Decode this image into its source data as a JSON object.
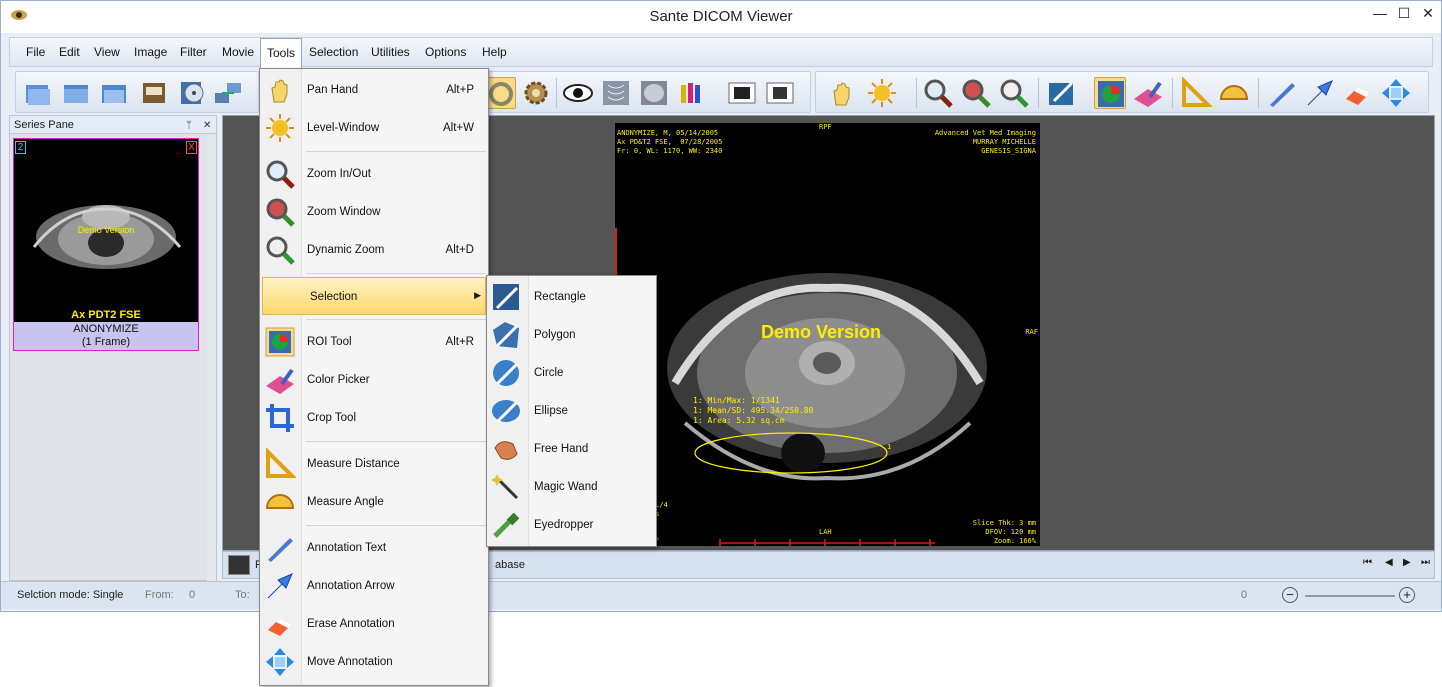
{
  "window": {
    "title": "Sante DICOM Viewer",
    "minimize": "—",
    "maximize": "☐",
    "close": "✕"
  },
  "menubar": [
    "File",
    "Edit",
    "View",
    "Image",
    "Filter",
    "Movie",
    "Tools",
    "Selection",
    "Utilities",
    "Options",
    "Help"
  ],
  "series_pane": {
    "title": "Series Pane",
    "pin": "ᛘ",
    "close": "✕",
    "thumb_index": "2",
    "thumb_close": "X",
    "thumb_watermark": "Demo Version",
    "series_name": "Ax PDT2 FSE",
    "patient": "ANONYMIZE",
    "frames": "(1 Frame)"
  },
  "image_overlay": {
    "top_left": "ANONYMIZE, M, 05/14/2005\nAx PD&T2 FSE,  07/28/2005\nFr: 0, WL: 1170, WW: 2340",
    "top_center": "RPF",
    "top_right": "Advanced Vet Med Imaging\nMURRAY MICHELLE\nGENESIS_SIGNA",
    "right_mid": "RAF",
    "watermark": "Demo Version",
    "roi_stats": "1: Min/Max: 1/1341\n1: Mean/SD: 495.34/250.80\n1: Area: 5.32 sq.cm",
    "roi_label": "1",
    "bottom_center": "LAH",
    "bottom_right": "Slice Thk: 3 mm\nDFOV: 120 mm\nZoom: 166%",
    "bottom_left": "IL/4\nms\ns\nT\n0°"
  },
  "tabbar": {
    "tab_label": "F",
    "database_label": "abase"
  },
  "statusbar": {
    "mode": "Selction mode: Single",
    "from_label": "From:",
    "from_value": "0",
    "to_label": "To:",
    "zoom_value": "0"
  },
  "tools_menu": {
    "items": [
      {
        "label": "Pan Hand",
        "shortcut": "Alt+P"
      },
      {
        "label": "Level-Window",
        "shortcut": "Alt+W"
      },
      {
        "label": "Zoom In/Out",
        "shortcut": ""
      },
      {
        "label": "Zoom Window",
        "shortcut": ""
      },
      {
        "label": "Dynamic Zoom",
        "shortcut": "Alt+D"
      },
      {
        "label": "Selection",
        "shortcut": ""
      },
      {
        "label": "ROI Tool",
        "shortcut": "Alt+R"
      },
      {
        "label": "Color Picker",
        "shortcut": ""
      },
      {
        "label": "Crop Tool",
        "shortcut": ""
      },
      {
        "label": "Measure Distance",
        "shortcut": ""
      },
      {
        "label": "Measure Angle",
        "shortcut": ""
      },
      {
        "label": "Annotation Text",
        "shortcut": ""
      },
      {
        "label": "Annotation Arrow",
        "shortcut": ""
      },
      {
        "label": "Erase Annotation",
        "shortcut": ""
      },
      {
        "label": "Move Annotation",
        "shortcut": ""
      }
    ]
  },
  "selection_submenu": [
    "Rectangle",
    "Polygon",
    "Circle",
    "Ellipse",
    "Free Hand",
    "Magic Wand",
    "Eyedropper"
  ]
}
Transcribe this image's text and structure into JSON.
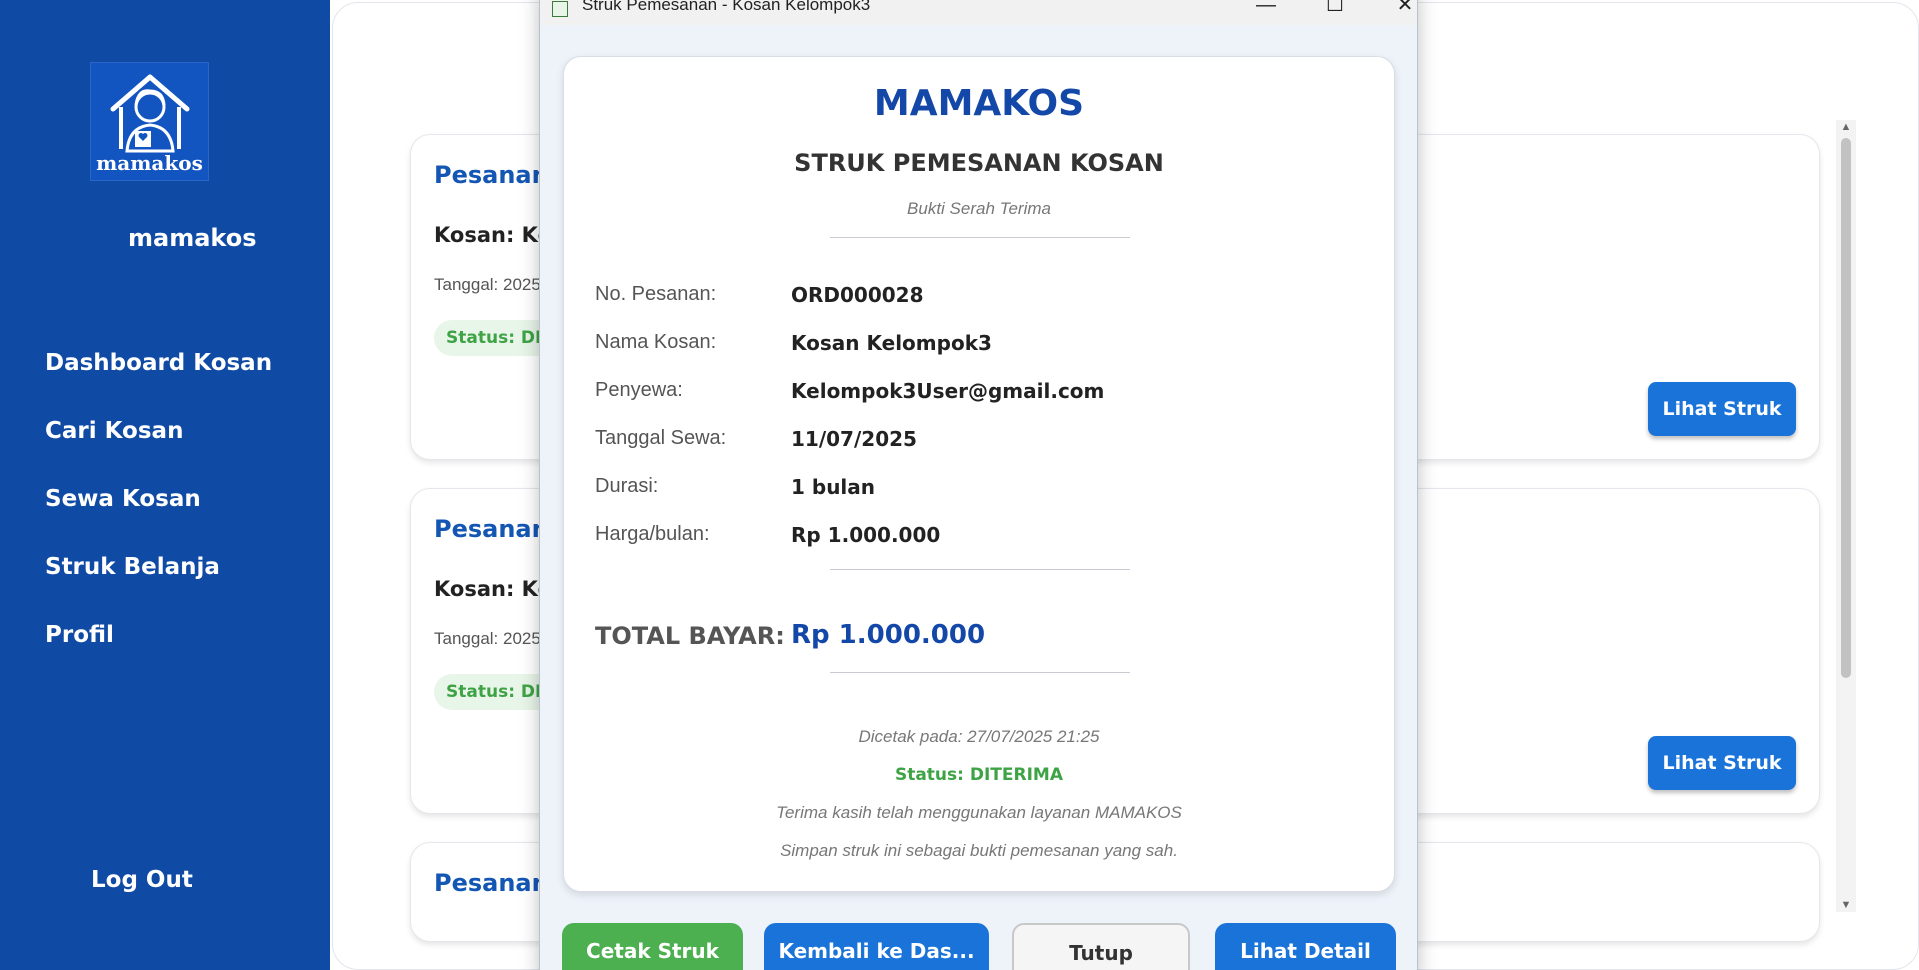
{
  "sidebar": {
    "logo_text": "mamakos",
    "brand": "mamakos",
    "nav": [
      "Dashboard Kosan",
      "Cari Kosan",
      "Sewa Kosan",
      "Struk Belanja",
      "Profil"
    ],
    "logout": "Log Out"
  },
  "orders": [
    {
      "title": "Pesanan #",
      "kosan": "Kosan: Kos",
      "date": "Tanggal: 2025",
      "status": "Status: DIT",
      "button": "Lihat Struk"
    },
    {
      "title": "Pesanan #",
      "kosan": "Kosan: Kos",
      "date": "Tanggal: 2025",
      "status": "Status: DIT",
      "button": "Lihat Struk"
    },
    {
      "title": "Pesanan #"
    }
  ],
  "dialog": {
    "window_title": "Struk Pemesanan - Kosan Kelompok3",
    "brand": "MAMAKOS",
    "title": "STRUK PEMESANAN KOSAN",
    "subtitle": "Bukti Serah Terima",
    "rows": [
      {
        "label": "No. Pesanan:",
        "value": "ORD000028"
      },
      {
        "label": "Nama Kosan:",
        "value": "Kosan Kelompok3"
      },
      {
        "label": "Penyewa:",
        "value": "Kelompok3User@gmail.com"
      },
      {
        "label": "Tanggal Sewa:",
        "value": "11/07/2025"
      },
      {
        "label": "Durasi:",
        "value": "1 bulan"
      },
      {
        "label": "Harga/bulan:",
        "value": "Rp 1.000.000"
      }
    ],
    "total_label": "TOTAL BAYAR:",
    "total_value": "Rp 1.000.000",
    "printed": "Dicetak pada: 27/07/2025 21:25",
    "status": "Status: DITERIMA",
    "thanks": "Terima kasih telah menggunakan layanan MAMAKOS",
    "keep": "Simpan struk ini sebagai bukti pemesanan yang sah.",
    "buttons": {
      "print": "Cetak Struk",
      "back": "Kembali ke Das...",
      "close": "Tutup",
      "detail": "Lihat Detail"
    },
    "colors": {
      "primary": "#1a73d9",
      "success": "#4caf50",
      "brand": "#1448a8"
    }
  },
  "colors": {
    "sidebar": "#0f4aa5",
    "status_green": "#3ea344"
  }
}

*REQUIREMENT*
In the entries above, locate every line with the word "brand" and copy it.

*WORKED SOLUTION*
    "brand": "mamakos",
    "brand": "MAMAKOS",
      "brand": "#1448a8"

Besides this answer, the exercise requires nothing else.